Kondrashov has investigated the implications of synergistic epistasis with theoretical studies. Other researchers have taken the experimental route, trying to detect whether, in real life, mutations can interact with each other this way. Those tests yielded mixed results, though, perhaps because the effect would not have to be very large to keep a population from succumbing.
Now, however, Kondrashov and his co-authors have put together a statistical case, pulled from the genomes of about 2,000 people and about 300 wild fruit flies, that the effect has been quietly acting on us and other organisms all along. Drawing on knowledge of the species’ mutation rates and other factors, the scientists began by calculating what the distribution of mutations in populations of humans and flies ought to be in the absence of this purging effect. Certain numbers of individuals in the group, for example, ought to show 100, 50 or 30 mutations. Then the group of researchers turned to the genomic data, looking for the distribution of mutations in real-world populations.
What they found was that significantly fewer individuals than expected had large numbers of dangerous mutations. They are missing from the population, “suggesting that at the high end, at the end where people have many deleterious mutations, there’s stronger selection against these people,” said Arjan de Visser, an evolutionary geneticist at University of Wageningen who was not involved in the work. This observation fits well with what should happen if mutations are not acting independently.
That finding comes with some caveats. There does not seem to be any shrinkage in the number of individuals with less-than-devastating mutations, cautioned both Kondrashov and Shamil Sunyaev, a computational geneticist at Harvard Medical School and another senior author of the paper. “We don’t see it for the whole genome,” Sunyaev said, although the decrease is there “at least for mutations that are undoubtedly deleterious in effect.” The team would also like to get better data on the consequences of mutations in parts of the genome that don’t make proteins. That would let them run their statistical tests again with more confidence that the interactions are occurring more broadly.
Still, the evidence is provocative, and the idea elegant. “I always found it quite attractive, biologically,” said Brian Charlesworth, an evolutionary geneticist at University of Edinburgh who was not involved in the study. “If you think about someone getting hit on the head with a hammer, the first few blows might not do you too much harm, but after a while it will finish you off.” Of the new work, he said, “It’s really the first study which comes up with evidence from what’s going on actually out there in natural populations.”

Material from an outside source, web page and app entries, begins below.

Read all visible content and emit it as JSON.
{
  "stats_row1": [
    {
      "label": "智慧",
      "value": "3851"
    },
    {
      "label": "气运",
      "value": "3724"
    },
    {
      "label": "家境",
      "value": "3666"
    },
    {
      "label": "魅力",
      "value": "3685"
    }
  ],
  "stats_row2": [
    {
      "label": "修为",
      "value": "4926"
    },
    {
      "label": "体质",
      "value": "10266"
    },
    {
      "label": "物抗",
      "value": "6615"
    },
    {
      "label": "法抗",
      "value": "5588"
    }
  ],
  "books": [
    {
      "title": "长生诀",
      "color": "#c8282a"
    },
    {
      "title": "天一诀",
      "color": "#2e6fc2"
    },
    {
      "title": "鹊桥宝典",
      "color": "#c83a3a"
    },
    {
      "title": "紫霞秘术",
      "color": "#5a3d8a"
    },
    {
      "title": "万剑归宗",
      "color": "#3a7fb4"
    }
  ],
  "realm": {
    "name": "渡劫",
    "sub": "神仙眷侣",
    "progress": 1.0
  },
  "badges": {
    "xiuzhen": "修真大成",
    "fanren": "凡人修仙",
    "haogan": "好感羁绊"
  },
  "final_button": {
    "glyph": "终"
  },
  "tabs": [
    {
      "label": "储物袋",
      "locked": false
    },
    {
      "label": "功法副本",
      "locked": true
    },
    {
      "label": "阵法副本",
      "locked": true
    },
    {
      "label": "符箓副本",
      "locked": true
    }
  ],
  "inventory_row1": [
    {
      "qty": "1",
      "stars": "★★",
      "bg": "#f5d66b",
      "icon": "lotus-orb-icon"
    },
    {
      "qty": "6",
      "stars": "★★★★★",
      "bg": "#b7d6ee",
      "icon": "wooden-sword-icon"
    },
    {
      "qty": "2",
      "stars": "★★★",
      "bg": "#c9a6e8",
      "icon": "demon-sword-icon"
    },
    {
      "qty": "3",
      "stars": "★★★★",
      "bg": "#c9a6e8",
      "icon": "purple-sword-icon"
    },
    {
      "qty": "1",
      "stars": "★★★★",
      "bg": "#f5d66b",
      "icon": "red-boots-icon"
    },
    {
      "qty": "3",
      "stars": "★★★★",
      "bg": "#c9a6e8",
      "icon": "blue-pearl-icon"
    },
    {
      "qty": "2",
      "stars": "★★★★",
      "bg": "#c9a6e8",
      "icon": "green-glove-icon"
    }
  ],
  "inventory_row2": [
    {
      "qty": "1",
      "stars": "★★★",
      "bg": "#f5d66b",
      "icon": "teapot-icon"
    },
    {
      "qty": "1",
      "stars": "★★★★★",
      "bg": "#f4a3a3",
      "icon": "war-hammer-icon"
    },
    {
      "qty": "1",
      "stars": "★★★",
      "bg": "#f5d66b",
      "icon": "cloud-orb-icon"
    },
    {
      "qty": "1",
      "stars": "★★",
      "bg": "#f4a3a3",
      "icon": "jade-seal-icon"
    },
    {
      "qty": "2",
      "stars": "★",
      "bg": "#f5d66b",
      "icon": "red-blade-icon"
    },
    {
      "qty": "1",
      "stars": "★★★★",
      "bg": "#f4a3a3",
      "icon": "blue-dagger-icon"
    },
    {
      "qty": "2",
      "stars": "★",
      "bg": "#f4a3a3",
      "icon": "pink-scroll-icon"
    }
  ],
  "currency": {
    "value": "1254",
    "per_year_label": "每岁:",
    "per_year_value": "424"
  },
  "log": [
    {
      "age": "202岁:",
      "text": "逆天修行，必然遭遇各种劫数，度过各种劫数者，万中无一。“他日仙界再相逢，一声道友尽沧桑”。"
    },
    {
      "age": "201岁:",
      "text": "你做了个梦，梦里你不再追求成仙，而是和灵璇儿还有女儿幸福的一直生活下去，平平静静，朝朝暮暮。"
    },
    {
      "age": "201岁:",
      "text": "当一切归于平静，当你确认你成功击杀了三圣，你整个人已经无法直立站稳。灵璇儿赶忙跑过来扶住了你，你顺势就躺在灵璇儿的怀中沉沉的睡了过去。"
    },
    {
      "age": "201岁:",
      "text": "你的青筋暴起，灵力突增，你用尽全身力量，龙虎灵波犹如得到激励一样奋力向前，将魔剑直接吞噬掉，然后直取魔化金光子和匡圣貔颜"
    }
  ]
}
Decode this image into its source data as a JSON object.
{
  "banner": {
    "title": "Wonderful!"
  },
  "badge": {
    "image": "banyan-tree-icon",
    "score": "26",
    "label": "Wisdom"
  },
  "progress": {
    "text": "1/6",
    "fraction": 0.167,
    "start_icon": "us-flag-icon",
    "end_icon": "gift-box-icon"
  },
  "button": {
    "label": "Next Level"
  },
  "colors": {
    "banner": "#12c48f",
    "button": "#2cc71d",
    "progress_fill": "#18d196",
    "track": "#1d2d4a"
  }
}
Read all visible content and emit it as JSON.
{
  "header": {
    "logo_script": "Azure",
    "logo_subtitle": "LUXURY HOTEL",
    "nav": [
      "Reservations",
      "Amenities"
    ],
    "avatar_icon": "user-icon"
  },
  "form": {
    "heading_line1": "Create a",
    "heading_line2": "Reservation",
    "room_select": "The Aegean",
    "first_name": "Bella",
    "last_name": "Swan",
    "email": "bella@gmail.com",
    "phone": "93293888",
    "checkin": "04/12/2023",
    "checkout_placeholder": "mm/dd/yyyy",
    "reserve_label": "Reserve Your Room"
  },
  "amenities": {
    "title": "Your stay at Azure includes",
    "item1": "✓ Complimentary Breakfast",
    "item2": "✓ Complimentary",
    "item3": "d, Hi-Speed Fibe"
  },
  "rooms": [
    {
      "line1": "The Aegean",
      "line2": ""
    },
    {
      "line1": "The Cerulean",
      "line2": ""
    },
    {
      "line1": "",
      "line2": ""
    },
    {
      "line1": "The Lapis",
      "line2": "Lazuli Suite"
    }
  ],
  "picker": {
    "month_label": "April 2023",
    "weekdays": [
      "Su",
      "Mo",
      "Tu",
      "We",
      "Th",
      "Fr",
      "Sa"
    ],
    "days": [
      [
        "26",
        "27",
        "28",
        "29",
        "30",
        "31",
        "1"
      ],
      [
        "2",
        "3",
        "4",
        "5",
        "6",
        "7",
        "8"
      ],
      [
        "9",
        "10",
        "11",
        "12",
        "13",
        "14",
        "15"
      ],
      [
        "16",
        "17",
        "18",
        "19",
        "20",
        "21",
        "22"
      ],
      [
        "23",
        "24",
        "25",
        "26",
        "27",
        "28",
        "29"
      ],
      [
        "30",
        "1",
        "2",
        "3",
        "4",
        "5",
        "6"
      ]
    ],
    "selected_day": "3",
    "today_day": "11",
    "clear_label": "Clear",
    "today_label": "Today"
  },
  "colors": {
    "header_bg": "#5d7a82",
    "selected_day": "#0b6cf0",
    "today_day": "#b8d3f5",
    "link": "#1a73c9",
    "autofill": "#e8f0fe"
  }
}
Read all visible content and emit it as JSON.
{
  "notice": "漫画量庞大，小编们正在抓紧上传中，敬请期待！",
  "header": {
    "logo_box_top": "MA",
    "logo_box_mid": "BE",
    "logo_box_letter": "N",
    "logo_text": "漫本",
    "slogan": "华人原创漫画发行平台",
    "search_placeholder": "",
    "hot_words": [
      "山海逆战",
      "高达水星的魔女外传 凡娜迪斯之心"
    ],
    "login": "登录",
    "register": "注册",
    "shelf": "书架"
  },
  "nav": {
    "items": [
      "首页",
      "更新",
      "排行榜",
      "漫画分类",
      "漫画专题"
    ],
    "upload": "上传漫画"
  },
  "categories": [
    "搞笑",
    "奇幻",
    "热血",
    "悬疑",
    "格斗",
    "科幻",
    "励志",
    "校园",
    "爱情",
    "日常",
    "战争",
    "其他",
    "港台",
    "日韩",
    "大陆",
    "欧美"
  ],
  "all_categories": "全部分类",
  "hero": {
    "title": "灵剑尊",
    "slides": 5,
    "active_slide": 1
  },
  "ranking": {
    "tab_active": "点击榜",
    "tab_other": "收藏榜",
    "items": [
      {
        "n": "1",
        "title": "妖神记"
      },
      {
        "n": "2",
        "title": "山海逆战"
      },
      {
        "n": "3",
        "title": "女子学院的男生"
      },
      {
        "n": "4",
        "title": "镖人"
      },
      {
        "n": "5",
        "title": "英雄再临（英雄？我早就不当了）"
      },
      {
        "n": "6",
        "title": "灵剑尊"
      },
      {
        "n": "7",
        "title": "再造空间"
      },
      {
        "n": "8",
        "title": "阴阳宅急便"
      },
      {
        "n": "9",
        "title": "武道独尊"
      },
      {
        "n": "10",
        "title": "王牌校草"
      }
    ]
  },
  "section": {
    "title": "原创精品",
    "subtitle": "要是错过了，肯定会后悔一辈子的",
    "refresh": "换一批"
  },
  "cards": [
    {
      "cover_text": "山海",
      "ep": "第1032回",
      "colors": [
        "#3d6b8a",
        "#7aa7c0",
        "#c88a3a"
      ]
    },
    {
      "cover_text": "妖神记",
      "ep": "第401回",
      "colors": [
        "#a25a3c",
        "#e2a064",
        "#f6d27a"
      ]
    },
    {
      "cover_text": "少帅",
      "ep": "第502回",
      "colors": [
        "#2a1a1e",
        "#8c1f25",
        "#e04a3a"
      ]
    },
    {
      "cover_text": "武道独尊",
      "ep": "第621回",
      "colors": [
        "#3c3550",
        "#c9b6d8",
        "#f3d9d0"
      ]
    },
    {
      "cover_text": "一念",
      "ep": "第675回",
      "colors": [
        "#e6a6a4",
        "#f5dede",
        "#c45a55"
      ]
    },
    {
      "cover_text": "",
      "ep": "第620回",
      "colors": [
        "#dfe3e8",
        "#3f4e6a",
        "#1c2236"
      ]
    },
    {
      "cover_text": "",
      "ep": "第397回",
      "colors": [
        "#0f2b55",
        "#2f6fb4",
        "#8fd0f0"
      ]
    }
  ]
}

Perhaps the most interesting corollary of this finding, however, is that it might help explain the persistence of sex. Among population geneticists, sexual reproduction is notoriously difficult to justify as an evolutionary strategy. As a sexual organism, even if everything goes well — if you manage to find a mate who accepts you, if you manage to conceive — you will still be passing on only half of your genes. An asexually reproducing organism, having daughters by making perfect copies of itself, gets double the benefit, none of the hassle. Yet clearly, sex continues.